1. We love it
BF MD Leah is a musicologist by training and loves music and reviewing. It’s a way to express the joy that music brings.
2. We support live music
The Brits (say, in comparison with the Europeans) are not great at going out and getting involved in culture, whether that be dance, art, theatre or music. So we want you to encourage people to get out there and get involved in the rich culture that’s going on!
3. We support musicians
Sometimes the musicians we review are involved in some of our projects, so we want to support them in their other creative endeavours.

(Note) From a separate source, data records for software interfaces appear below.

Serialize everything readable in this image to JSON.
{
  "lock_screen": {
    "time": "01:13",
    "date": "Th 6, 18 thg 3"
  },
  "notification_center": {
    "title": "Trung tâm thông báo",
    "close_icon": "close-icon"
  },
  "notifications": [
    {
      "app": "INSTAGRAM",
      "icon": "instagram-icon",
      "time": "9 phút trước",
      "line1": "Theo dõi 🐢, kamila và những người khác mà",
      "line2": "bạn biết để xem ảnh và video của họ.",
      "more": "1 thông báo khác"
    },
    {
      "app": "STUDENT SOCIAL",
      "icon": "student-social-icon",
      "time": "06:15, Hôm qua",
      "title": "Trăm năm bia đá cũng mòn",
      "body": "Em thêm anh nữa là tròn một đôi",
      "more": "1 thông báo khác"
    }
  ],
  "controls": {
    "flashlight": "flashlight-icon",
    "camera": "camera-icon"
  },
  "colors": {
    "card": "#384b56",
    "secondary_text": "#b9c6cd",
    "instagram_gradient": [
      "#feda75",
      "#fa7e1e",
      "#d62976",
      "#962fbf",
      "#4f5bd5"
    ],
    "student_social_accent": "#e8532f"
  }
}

It’s just being a good human really.
4. We respect music
By taking the time to write reviews it shows that we respect what people are working hard for and saying ‘this deserves to be written about’.
You can also read some of our reviews if you like: Riot Ensemble, International Rameau Ensemble, Metamorphic & Røyst Trio, Stoop Quintet, London Philharmonic Orchestra.
It was great to hear one of London’s finest Orchestras, the London Philharmonic, play on Saturday night and to see Vladimir Jurowski conduct. Jurowski conducted the Russian composers with flair, his physicality demonstrating the shape of the sound he intended.
Yefim Bronfman did a fine job with the UK premiere of Magnus Lindberg‘s Piano Concerto No.2. It fit nicely with the programme, the Debussy and Russian influences clear to hear with great ranges in textures and relationship between piano and orchestra. Bronfman brought the work to life with ease – singing, stomping and dancing all over the piano.
The Prokofiev excerpts were dynamic, and the Stravinsky was played with a warm rich sound. Stravinsky’s animal sounds were played fabulously – you could feel the bear walking across the stage with his thudding steps. Beautiful.
Great evening all round. Full details below.
London Philharmonic Orchestra, Royal Festival Hall, 19:30, 21.03.2015
Vladimir Jurowski – Conductor, Yefim Bronfman – Piano
Prokofiev – Chout (Excerpts)
Magnus Lindberg – Piano Concerto No. 2 (UK premiere)
Stravinksy – Petrushka (1911 version)